EXERCISE:
Find the lines in the records that carry the word "결산보고서". Copy each one.

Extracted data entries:
::::

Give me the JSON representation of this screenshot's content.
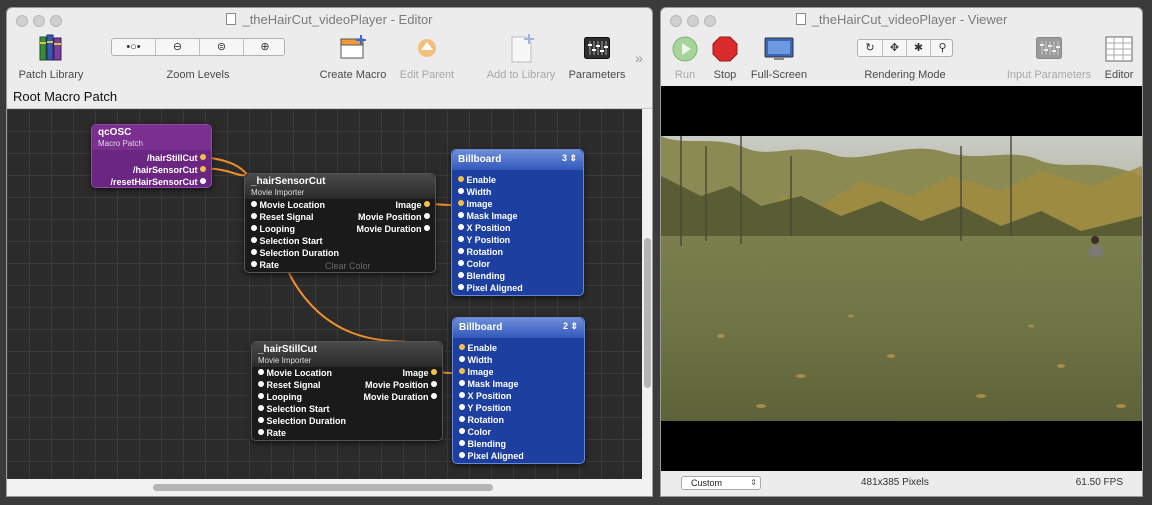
{
  "editor": {
    "title": "_theHairCut_videoPlayer - Editor",
    "toolbar": {
      "patch_library": "Patch Library",
      "zoom_levels": "Zoom Levels",
      "create_macro": "Create Macro",
      "edit_parent": "Edit Parent",
      "add_to_library": "Add to Library",
      "parameters": "Parameters",
      "overflow": "»"
    },
    "breadcrumb": "Root Macro Patch",
    "patches": {
      "qcosc": {
        "name": "qcOSC",
        "type": "Macro Patch",
        "outputs": [
          "/hairStillCut",
          "/hairSensorCut",
          "/resetHairSensorCut"
        ]
      },
      "sensor": {
        "name": "_hairSensorCut",
        "type": "Movie Importer",
        "inputs": [
          "Movie Location",
          "Reset Signal",
          "Looping",
          "Selection Start",
          "Selection Duration",
          "Rate"
        ],
        "outputs": [
          "Image",
          "Movie Position",
          "Movie Duration"
        ],
        "ghost_labels": [
          "Clear Color"
        ]
      },
      "still": {
        "name": "_hairStillCut",
        "type": "Movie Importer",
        "inputs": [
          "Movie Location",
          "Reset Signal",
          "Looping",
          "Selection Start",
          "Selection Duration",
          "Rate"
        ],
        "outputs": [
          "Image",
          "Movie Position",
          "Movie Duration"
        ]
      },
      "billboard1": {
        "name": "Billboard",
        "layer": "3",
        "inputs": [
          "Enable",
          "Width",
          "Image",
          "Mask Image",
          "X Position",
          "Y Position",
          "Rotation",
          "Color",
          "Blending",
          "Pixel Aligned"
        ]
      },
      "billboard2": {
        "name": "Billboard",
        "layer": "2",
        "inputs": [
          "Enable",
          "Width",
          "Image",
          "Mask Image",
          "X Position",
          "Y Position",
          "Rotation",
          "Color",
          "Blending",
          "Pixel Aligned"
        ]
      }
    }
  },
  "viewer": {
    "title": "_theHairCut_videoPlayer - Viewer",
    "toolbar": {
      "run": "Run",
      "stop": "Stop",
      "full_screen": "Full-Screen",
      "rendering_mode": "Rendering Mode",
      "input_parameters": "Input Parameters",
      "editor": "Editor"
    },
    "status": {
      "size_mode": "Custom",
      "resolution": "481x385 Pixels",
      "fps": "61.50 FPS"
    }
  },
  "colors": {
    "macro_patch": "#7b2f90",
    "consumer_patch": "#3158bd",
    "processor_patch": "#2a2a2a",
    "connection": "#f0902a"
  }
}
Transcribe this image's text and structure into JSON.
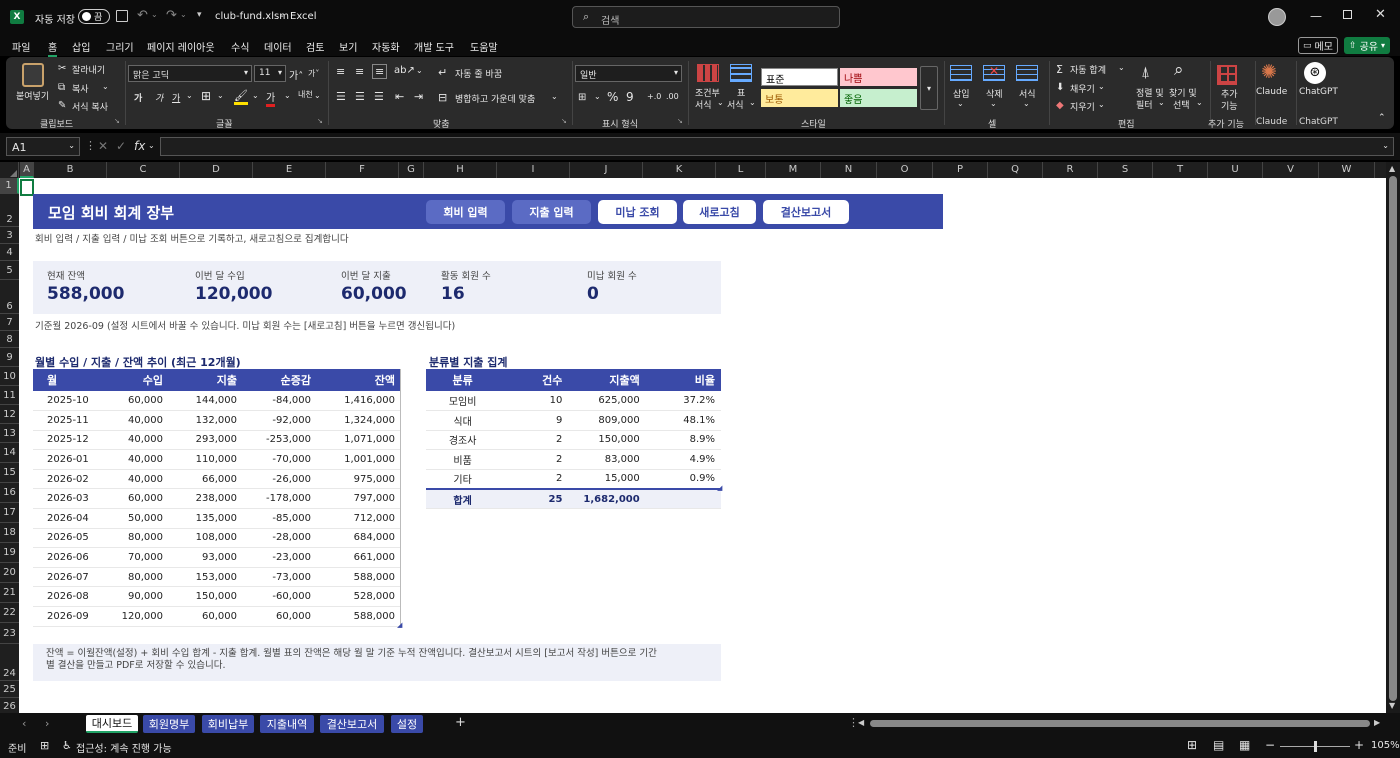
{
  "titlebar": {
    "autosave_label": "자동 저장",
    "autosave_state": "끔",
    "filename": "club-fund.xlsm",
    "app": "Excel",
    "search_placeholder": "검색",
    "separator": "-"
  },
  "menu": [
    "파일",
    "홈",
    "삽입",
    "그리기",
    "페이지 레이아웃",
    "수식",
    "데이터",
    "검토",
    "보기",
    "자동화",
    "개발 도구",
    "도움말"
  ],
  "memo_label": "메모",
  "share_label": "공유",
  "ribbon": {
    "paste": "붙여넣기",
    "cut": "잘라내기",
    "copy": "복사",
    "format_painter": "서식 복사",
    "clipboard": "클립보드",
    "font_name": "맑은 고딕",
    "font_size": "11",
    "font_group": "글꼴",
    "wrap": "자동 줄 바꿈",
    "merge": "병합하고 가운데 맞춤",
    "align_group": "맞춤",
    "number_format": "일반",
    "number_group": "표시 형식",
    "cond_format_1": "조건부",
    "cond_format_2": "서식",
    "table_format_1": "표",
    "table_format_2": "서식",
    "style_normal": "표준",
    "style_bad": "나쁨",
    "style_neutral": "보통",
    "style_good": "좋음",
    "styles_group": "스타일",
    "insert": "삽입",
    "delete": "삭제",
    "format": "서식",
    "cells_group": "셀",
    "autosum": "자동 합계",
    "fill": "채우기",
    "clear": "지우기",
    "sort_1": "정렬 및",
    "sort_2": "필터",
    "find_1": "찾기 및",
    "find_2": "선택",
    "edit_group": "편집",
    "addins_1": "추가",
    "addins_2": "기능",
    "addins_group": "추가 기능",
    "claude": "Claude",
    "chatgpt": "ChatGPT"
  },
  "formula": {
    "cell_ref": "A1",
    "fx": "fx",
    "value": ""
  },
  "columns": [
    "A",
    "B",
    "C",
    "D",
    "E",
    "F",
    "G",
    "H",
    "I",
    "J",
    "K",
    "L",
    "M",
    "N",
    "O",
    "P",
    "Q",
    "R",
    "S",
    "T",
    "U",
    "V",
    "W"
  ],
  "rows": [
    "1",
    "2",
    "3",
    "4",
    "5",
    "6",
    "7",
    "8",
    "9",
    "10",
    "11",
    "12",
    "13",
    "14",
    "15",
    "16",
    "17",
    "18",
    "19",
    "20",
    "21",
    "22",
    "23",
    "24",
    "25",
    "26"
  ],
  "dashboard": {
    "title": "모임 회비 회계 장부",
    "buttons": [
      "회비 입력",
      "지출 입력",
      "미납 조회",
      "새로고침",
      "결산보고서"
    ],
    "subtitle": "회비 입력 / 지출 입력 / 미납 조회 버튼으로 기록하고, 새로고침으로 집계합니다",
    "kpis": [
      {
        "label": "현재 잔액",
        "value": "588,000"
      },
      {
        "label": "이번 달 수입",
        "value": "120,000"
      },
      {
        "label": "이번 달 지출",
        "value": "60,000"
      },
      {
        "label": "활동 회원 수",
        "value": "16"
      },
      {
        "label": "미납 회원 수",
        "value": "0"
      }
    ],
    "base_note": "기준월 2026-09  (설정 시트에서 바꿀 수 있습니다. 미납 회원 수는 [새로고침] 버튼을 누르면 갱신됩니다)",
    "monthly_title": "월별 수입 / 지출 / 잔액 추이 (최근 12개월)",
    "monthly_headers": [
      "월",
      "수입",
      "지출",
      "순증감",
      "잔액"
    ],
    "monthly_rows": [
      [
        "2025-10",
        "60,000",
        "144,000",
        "-84,000",
        "1,416,000"
      ],
      [
        "2025-11",
        "40,000",
        "132,000",
        "-92,000",
        "1,324,000"
      ],
      [
        "2025-12",
        "40,000",
        "293,000",
        "-253,000",
        "1,071,000"
      ],
      [
        "2026-01",
        "40,000",
        "110,000",
        "-70,000",
        "1,001,000"
      ],
      [
        "2026-02",
        "40,000",
        "66,000",
        "-26,000",
        "975,000"
      ],
      [
        "2026-03",
        "60,000",
        "238,000",
        "-178,000",
        "797,000"
      ],
      [
        "2026-04",
        "50,000",
        "135,000",
        "-85,000",
        "712,000"
      ],
      [
        "2026-05",
        "80,000",
        "108,000",
        "-28,000",
        "684,000"
      ],
      [
        "2026-06",
        "70,000",
        "93,000",
        "-23,000",
        "661,000"
      ],
      [
        "2026-07",
        "80,000",
        "153,000",
        "-73,000",
        "588,000"
      ],
      [
        "2026-08",
        "90,000",
        "150,000",
        "-60,000",
        "528,000"
      ],
      [
        "2026-09",
        "120,000",
        "60,000",
        "60,000",
        "588,000"
      ]
    ],
    "category_title": "분류별 지출 집계",
    "category_headers": [
      "분류",
      "건수",
      "지출액",
      "비율"
    ],
    "category_rows": [
      [
        "모임비",
        "10",
        "625,000",
        "37.2%"
      ],
      [
        "식대",
        "9",
        "809,000",
        "48.1%"
      ],
      [
        "경조사",
        "2",
        "150,000",
        "8.9%"
      ],
      [
        "비품",
        "2",
        "83,000",
        "4.9%"
      ],
      [
        "기타",
        "2",
        "15,000",
        "0.9%"
      ]
    ],
    "category_total": [
      "합계",
      "25",
      "1,682,000",
      ""
    ],
    "footer_note_1": "잔액 = 이월잔액(설정) + 회비 수입 합계 - 지출 합계.  월별 표의 잔액은 해당 월 말 기준 누적 잔액입니다. 결산보고서 시트의 [보고서 작성] 버튼으로 기간",
    "footer_note_2": "별 결산을 만들고 PDF로 저장할 수 있습니다."
  },
  "sheet_tabs": [
    "대시보드",
    "회원명부",
    "회비납부",
    "지출내역",
    "결산보고서",
    "설정"
  ],
  "status": {
    "ready": "준비",
    "accessibility": "접근성: 계속 진행 가능",
    "zoom": "105%"
  },
  "colors": {
    "header_blue": "#3a4aa8",
    "kpi_bg": "#eef0f8",
    "negative": "#e02020",
    "accent_green": "#107c41"
  }
}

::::

ANSWER SPACE:
      "결산보고서"
    "footer_note_1": "잔액 = 이월잔액(설정) + 회비 수입 합계 - 지출 합계.  월별 표의 잔액은 해당 월 말 기준 누적 잔액입니다. 결산보고서 시트의 [보고서 작성] 버튼으로 기간",
    "결산보고서",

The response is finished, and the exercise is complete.